▸ **Your instructions**
What follows is a set of records; repeat all of them exactly.

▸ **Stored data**
• • • •

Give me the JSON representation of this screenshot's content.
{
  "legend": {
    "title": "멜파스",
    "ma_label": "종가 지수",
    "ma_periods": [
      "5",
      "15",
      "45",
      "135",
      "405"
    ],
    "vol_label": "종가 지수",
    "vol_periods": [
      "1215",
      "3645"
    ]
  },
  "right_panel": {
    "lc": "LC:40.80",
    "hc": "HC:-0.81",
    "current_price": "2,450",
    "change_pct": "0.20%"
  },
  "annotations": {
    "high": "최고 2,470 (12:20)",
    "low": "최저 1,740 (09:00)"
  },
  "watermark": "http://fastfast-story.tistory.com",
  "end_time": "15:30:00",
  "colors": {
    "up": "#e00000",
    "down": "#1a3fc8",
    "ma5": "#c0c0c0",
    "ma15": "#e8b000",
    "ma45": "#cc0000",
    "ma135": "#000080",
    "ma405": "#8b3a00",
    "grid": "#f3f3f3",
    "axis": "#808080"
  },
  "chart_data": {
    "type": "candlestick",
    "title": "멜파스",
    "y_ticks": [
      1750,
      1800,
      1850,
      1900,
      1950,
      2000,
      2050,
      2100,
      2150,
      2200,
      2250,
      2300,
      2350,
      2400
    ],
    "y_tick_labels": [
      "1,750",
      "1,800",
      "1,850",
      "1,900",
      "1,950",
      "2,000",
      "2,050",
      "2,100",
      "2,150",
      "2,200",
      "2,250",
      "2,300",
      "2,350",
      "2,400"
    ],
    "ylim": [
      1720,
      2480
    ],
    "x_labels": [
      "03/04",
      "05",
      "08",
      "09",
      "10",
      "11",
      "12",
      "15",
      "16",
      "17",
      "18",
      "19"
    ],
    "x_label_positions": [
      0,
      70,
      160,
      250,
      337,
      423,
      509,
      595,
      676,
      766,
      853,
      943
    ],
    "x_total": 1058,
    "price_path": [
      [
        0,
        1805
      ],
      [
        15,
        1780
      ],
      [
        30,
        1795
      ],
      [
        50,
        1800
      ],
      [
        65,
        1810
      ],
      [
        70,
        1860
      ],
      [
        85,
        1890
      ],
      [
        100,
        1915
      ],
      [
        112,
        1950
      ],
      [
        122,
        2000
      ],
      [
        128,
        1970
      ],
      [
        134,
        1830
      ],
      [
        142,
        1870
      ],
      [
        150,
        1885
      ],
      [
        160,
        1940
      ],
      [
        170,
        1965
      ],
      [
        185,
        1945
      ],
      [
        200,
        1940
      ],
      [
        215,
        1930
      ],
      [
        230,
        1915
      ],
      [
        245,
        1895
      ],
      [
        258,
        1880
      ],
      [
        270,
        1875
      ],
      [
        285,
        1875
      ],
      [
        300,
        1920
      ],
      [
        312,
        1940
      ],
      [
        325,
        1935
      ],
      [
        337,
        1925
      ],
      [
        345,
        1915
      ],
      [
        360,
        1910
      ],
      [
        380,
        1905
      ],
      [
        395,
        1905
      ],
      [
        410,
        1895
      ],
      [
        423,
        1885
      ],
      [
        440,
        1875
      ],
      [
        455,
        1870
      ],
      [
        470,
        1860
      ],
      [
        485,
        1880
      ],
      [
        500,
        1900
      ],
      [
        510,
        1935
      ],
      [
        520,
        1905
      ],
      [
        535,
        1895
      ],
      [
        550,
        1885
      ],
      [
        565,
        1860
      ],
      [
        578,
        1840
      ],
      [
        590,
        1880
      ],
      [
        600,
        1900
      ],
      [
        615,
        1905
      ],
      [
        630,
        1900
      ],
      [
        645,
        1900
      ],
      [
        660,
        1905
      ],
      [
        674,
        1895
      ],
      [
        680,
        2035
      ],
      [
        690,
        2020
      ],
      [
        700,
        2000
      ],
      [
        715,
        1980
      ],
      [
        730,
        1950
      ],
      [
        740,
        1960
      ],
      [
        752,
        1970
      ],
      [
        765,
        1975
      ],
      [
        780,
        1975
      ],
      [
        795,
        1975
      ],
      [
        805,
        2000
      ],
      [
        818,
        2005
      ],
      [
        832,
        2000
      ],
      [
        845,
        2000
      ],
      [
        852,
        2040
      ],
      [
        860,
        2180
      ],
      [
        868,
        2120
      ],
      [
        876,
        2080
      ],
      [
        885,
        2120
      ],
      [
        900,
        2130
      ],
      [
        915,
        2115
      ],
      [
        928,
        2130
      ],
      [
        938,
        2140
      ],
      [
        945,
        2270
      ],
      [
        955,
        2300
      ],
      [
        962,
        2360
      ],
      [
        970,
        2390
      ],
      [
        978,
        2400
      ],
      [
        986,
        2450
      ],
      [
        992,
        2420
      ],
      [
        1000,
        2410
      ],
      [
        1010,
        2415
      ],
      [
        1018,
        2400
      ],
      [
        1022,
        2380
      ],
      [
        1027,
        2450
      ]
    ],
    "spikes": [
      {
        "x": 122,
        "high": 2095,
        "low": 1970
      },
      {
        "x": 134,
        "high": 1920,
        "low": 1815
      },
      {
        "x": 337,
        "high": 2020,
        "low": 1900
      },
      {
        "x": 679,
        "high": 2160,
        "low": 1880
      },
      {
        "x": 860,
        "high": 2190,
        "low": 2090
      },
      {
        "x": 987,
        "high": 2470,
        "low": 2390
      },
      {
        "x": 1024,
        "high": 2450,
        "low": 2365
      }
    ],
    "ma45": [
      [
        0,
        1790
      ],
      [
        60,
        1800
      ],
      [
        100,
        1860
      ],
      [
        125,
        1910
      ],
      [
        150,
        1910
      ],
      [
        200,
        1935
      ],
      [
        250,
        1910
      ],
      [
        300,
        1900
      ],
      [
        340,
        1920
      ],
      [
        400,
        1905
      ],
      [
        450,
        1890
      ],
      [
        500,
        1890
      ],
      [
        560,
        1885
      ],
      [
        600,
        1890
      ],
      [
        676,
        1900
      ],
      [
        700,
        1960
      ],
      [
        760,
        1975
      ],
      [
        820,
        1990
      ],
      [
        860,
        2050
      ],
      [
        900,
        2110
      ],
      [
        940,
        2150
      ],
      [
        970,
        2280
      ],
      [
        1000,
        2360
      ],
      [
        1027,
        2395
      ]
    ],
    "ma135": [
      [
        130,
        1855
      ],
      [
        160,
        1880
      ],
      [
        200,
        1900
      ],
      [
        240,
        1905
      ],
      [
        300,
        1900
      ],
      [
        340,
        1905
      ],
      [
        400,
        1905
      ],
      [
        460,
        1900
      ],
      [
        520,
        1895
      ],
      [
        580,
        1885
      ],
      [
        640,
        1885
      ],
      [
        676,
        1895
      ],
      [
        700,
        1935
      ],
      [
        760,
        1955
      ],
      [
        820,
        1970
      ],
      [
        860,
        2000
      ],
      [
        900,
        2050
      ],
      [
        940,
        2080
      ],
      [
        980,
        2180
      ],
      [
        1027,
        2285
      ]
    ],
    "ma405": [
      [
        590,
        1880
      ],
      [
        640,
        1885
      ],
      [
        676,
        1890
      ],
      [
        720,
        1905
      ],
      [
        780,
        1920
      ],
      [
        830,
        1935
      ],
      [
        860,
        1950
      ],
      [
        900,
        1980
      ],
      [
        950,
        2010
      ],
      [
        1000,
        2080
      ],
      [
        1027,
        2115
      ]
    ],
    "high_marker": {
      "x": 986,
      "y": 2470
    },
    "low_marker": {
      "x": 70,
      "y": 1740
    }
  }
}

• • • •

▸ **Solved exercise**
Give me the JSON representation of this screenshot's content.
{
  "legend": {
    "title": "멜파스",
    "ma_label": "종가 지수",
    "ma_periods": [
      "5",
      "15",
      "45",
      "135",
      "405"
    ],
    "vol_label": "종가 지수",
    "vol_periods": [
      "1215",
      "3645"
    ]
  },
  "right_panel": {
    "lc": "LC:40.80",
    "hc": "HC:-0.81",
    "current_price": "2,450",
    "change_pct": "0.20%"
  },
  "annotations": {
    "high": "최고 2,470 (12:20)",
    "low": "최저 1,740 (09:00)"
  },
  "watermark": "http://fastfast-story.tistory.com",
  "end_time": "15:30:00",
  "colors": {
    "up": "#e00000",
    "down": "#1a3fc8",
    "ma5": "#c0c0c0",
    "ma15": "#e8b000",
    "ma45": "#cc0000",
    "ma135": "#000080",
    "ma405": "#8b3a00",
    "grid": "#f3f3f3",
    "axis": "#808080"
  },
  "chart_data": {
    "type": "candlestick",
    "title": "멜파스",
    "y_ticks": [
      1750,
      1800,
      1850,
      1900,
      1950,
      2000,
      2050,
      2100,
      2150,
      2200,
      2250,
      2300,
      2350,
      2400
    ],
    "y_tick_labels": [
      "1,750",
      "1,800",
      "1,850",
      "1,900",
      "1,950",
      "2,000",
      "2,050",
      "2,100",
      "2,150",
      "2,200",
      "2,250",
      "2,300",
      "2,350",
      "2,400"
    ],
    "ylim": [
      1720,
      2480
    ],
    "x_labels": [
      "03/04",
      "05",
      "08",
      "09",
      "10",
      "11",
      "12",
      "15",
      "16",
      "17",
      "18",
      "19"
    ],
    "x_label_positions": [
      0,
      70,
      160,
      250,
      337,
      423,
      509,
      595,
      676,
      766,
      853,
      943
    ],
    "x_total": 1058,
    "price_path": [
      [
        0,
        1805
      ],
      [
        15,
        1780
      ],
      [
        30,
        1795
      ],
      [
        50,
        1800
      ],
      [
        65,
        1810
      ],
      [
        70,
        1860
      ],
      [
        85,
        1890
      ],
      [
        100,
        1915
      ],
      [
        112,
        1950
      ],
      [
        122,
        2000
      ],
      [
        128,
        1970
      ],
      [
        134,
        1830
      ],
      [
        142,
        1870
      ],
      [
        150,
        1885
      ],
      [
        160,
        1940
      ],
      [
        170,
        1965
      ],
      [
        185,
        1945
      ],
      [
        200,
        1940
      ],
      [
        215,
        1930
      ],
      [
        230,
        1915
      ],
      [
        245,
        1895
      ],
      [
        258,
        1880
      ],
      [
        270,
        1875
      ],
      [
        285,
        1875
      ],
      [
        300,
        1920
      ],
      [
        312,
        1940
      ],
      [
        325,
        1935
      ],
      [
        337,
        1925
      ],
      [
        345,
        1915
      ],
      [
        360,
        1910
      ],
      [
        380,
        1905
      ],
      [
        395,
        1905
      ],
      [
        410,
        1895
      ],
      [
        423,
        1885
      ],
      [
        440,
        1875
      ],
      [
        455,
        1870
      ],
      [
        470,
        1860
      ],
      [
        485,
        1880
      ],
      [
        500,
        1900
      ],
      [
        510,
        1935
      ],
      [
        520,
        1905
      ],
      [
        535,
        1895
      ],
      [
        550,
        1885
      ],
      [
        565,
        1860
      ],
      [
        578,
        1840
      ],
      [
        590,
        1880
      ],
      [
        600,
        1900
      ],
      [
        615,
        1905
      ],
      [
        630,
        1900
      ],
      [
        645,
        1900
      ],
      [
        660,
        1905
      ],
      [
        674,
        1895
      ],
      [
        680,
        2035
      ],
      [
        690,
        2020
      ],
      [
        700,
        2000
      ],
      [
        715,
        1980
      ],
      [
        730,
        1950
      ],
      [
        740,
        1960
      ],
      [
        752,
        1970
      ],
      [
        765,
        1975
      ],
      [
        780,
        1975
      ],
      [
        795,
        1975
      ],
      [
        805,
        2000
      ],
      [
        818,
        2005
      ],
      [
        832,
        2000
      ],
      [
        845,
        2000
      ],
      [
        852,
        2040
      ],
      [
        860,
        2180
      ],
      [
        868,
        2120
      ],
      [
        876,
        2080
      ],
      [
        885,
        2120
      ],
      [
        900,
        2130
      ],
      [
        915,
        2115
      ],
      [
        928,
        2130
      ],
      [
        938,
        2140
      ],
      [
        945,
        2270
      ],
      [
        955,
        2300
      ],
      [
        962,
        2360
      ],
      [
        970,
        2390
      ],
      [
        978,
        2400
      ],
      [
        986,
        2450
      ],
      [
        992,
        2420
      ],
      [
        1000,
        2410
      ],
      [
        1010,
        2415
      ],
      [
        1018,
        2400
      ],
      [
        1022,
        2380
      ],
      [
        1027,
        2450
      ]
    ],
    "spikes": [
      {
        "x": 122,
        "high": 2095,
        "low": 1970
      },
      {
        "x": 134,
        "high": 1920,
        "low": 1815
      },
      {
        "x": 337,
        "high": 2020,
        "low": 1900
      },
      {
        "x": 679,
        "high": 2160,
        "low": 1880
      },
      {
        "x": 860,
        "high": 2190,
        "low": 2090
      },
      {
        "x": 987,
        "high": 2470,
        "low": 2390
      },
      {
        "x": 1024,
        "high": 2450,
        "low": 2365
      }
    ],
    "ma45": [
      [
        0,
        1790
      ],
      [
        60,
        1800
      ],
      [
        100,
        1860
      ],
      [
        125,
        1910
      ],
      [
        150,
        1910
      ],
      [
        200,
        1935
      ],
      [
        250,
        1910
      ],
      [
        300,
        1900
      ],
      [
        340,
        1920
      ],
      [
        400,
        1905
      ],
      [
        450,
        1890
      ],
      [
        500,
        1890
      ],
      [
        560,
        1885
      ],
      [
        600,
        1890
      ],
      [
        676,
        1900
      ],
      [
        700,
        1960
      ],
      [
        760,
        1975
      ],
      [
        820,
        1990
      ],
      [
        860,
        2050
      ],
      [
        900,
        2110
      ],
      [
        940,
        2150
      ],
      [
        970,
        2280
      ],
      [
        1000,
        2360
      ],
      [
        1027,
        2395
      ]
    ],
    "ma135": [
      [
        130,
        1855
      ],
      [
        160,
        1880
      ],
      [
        200,
        1900
      ],
      [
        240,
        1905
      ],
      [
        300,
        1900
      ],
      [
        340,
        1905
      ],
      [
        400,
        1905
      ],
      [
        460,
        1900
      ],
      [
        520,
        1895
      ],
      [
        580,
        1885
      ],
      [
        640,
        1885
      ],
      [
        676,
        1895
      ],
      [
        700,
        1935
      ],
      [
        760,
        1955
      ],
      [
        820,
        1970
      ],
      [
        860,
        2000
      ],
      [
        900,
        2050
      ],
      [
        940,
        2080
      ],
      [
        980,
        2180
      ],
      [
        1027,
        2285
      ]
    ],
    "ma405": [
      [
        590,
        1880
      ],
      [
        640,
        1885
      ],
      [
        676,
        1890
      ],
      [
        720,
        1905
      ],
      [
        780,
        1920
      ],
      [
        830,
        1935
      ],
      [
        860,
        1950
      ],
      [
        900,
        1980
      ],
      [
        950,
        2010
      ],
      [
        1000,
        2080
      ],
      [
        1027,
        2115
      ]
    ],
    "high_marker": {
      "x": 986,
      "y": 2470
    },
    "low_marker": {
      "x": 70,
      "y": 1740
    }
  }
}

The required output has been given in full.